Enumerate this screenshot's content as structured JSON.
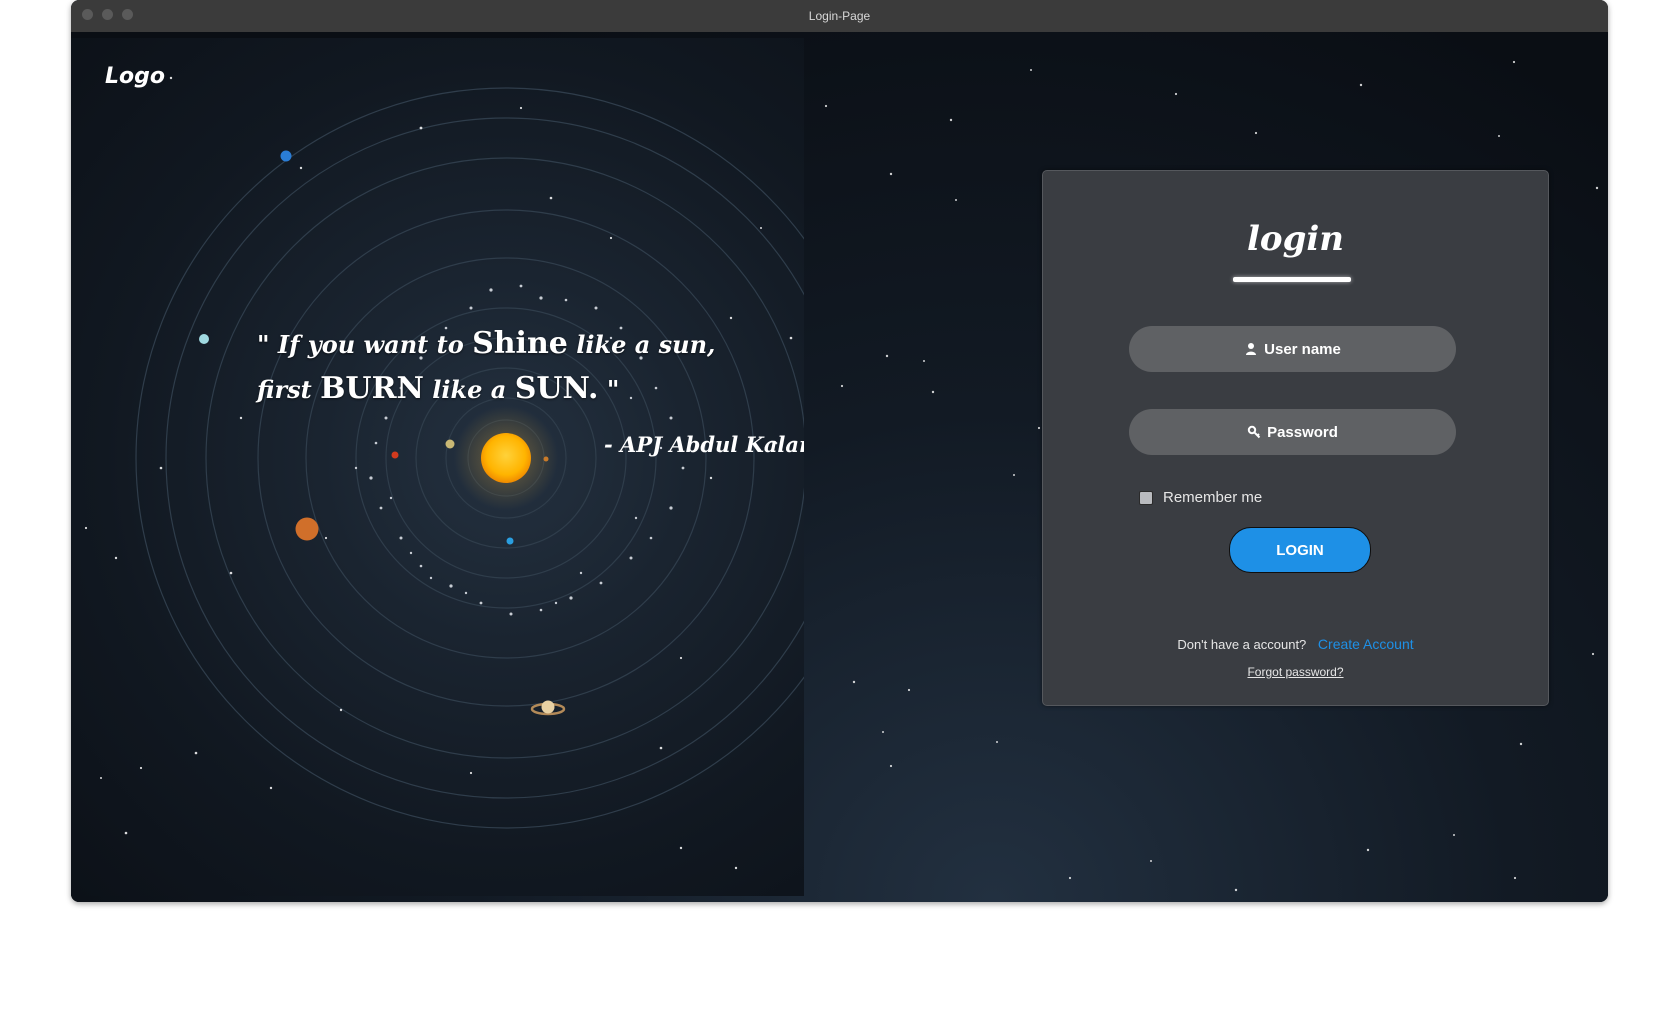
{
  "window": {
    "title": "Login-Page"
  },
  "brand": {
    "logo_text": "Logo"
  },
  "quote": {
    "line1_a": "\" If you want to",
    "line1_b": "Shine",
    "line1_c": "like a sun,",
    "line2_a": "first",
    "line2_b": "BURN",
    "line2_c": "like a",
    "line2_d": "SUN.",
    "line2_e": "\"",
    "author": "- APJ Abdul Kalam"
  },
  "login_form": {
    "title": "login",
    "username_label": "User name",
    "password_label": "Password",
    "remember_label": "Remember me",
    "remember_checked": false,
    "login_button": "LOGIN",
    "no_account_text": "Don't have a account?",
    "create_account_link": "Create Account",
    "forgot_password_link": "Forgot password?"
  },
  "colors": {
    "accent": "#1e90e6",
    "card_bg": "#3a3d42",
    "field_bg": "#5f6164",
    "titlebar": "#3b3b3b"
  },
  "icons": {
    "username": "user-icon",
    "password": "key-icon"
  }
}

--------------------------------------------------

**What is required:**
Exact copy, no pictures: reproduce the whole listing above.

**Solution to this problem:**
Enumerate this screenshot's content as structured JSON.
{
  "window": {
    "title": "Login-Page"
  },
  "brand": {
    "logo_text": "Logo"
  },
  "quote": {
    "line1_a": "\" If you want to",
    "line1_b": "Shine",
    "line1_c": "like a sun,",
    "line2_a": "first",
    "line2_b": "BURN",
    "line2_c": "like a",
    "line2_d": "SUN.",
    "line2_e": "\"",
    "author": "- APJ Abdul Kalam"
  },
  "login_form": {
    "title": "login",
    "username_label": "User name",
    "password_label": "Password",
    "remember_label": "Remember me",
    "remember_checked": false,
    "login_button": "LOGIN",
    "no_account_text": "Don't have a account?",
    "create_account_link": "Create Account",
    "forgot_password_link": "Forgot password?"
  },
  "colors": {
    "accent": "#1e90e6",
    "card_bg": "#3a3d42",
    "field_bg": "#5f6164",
    "titlebar": "#3b3b3b"
  },
  "icons": {
    "username": "user-icon",
    "password": "key-icon"
  }
}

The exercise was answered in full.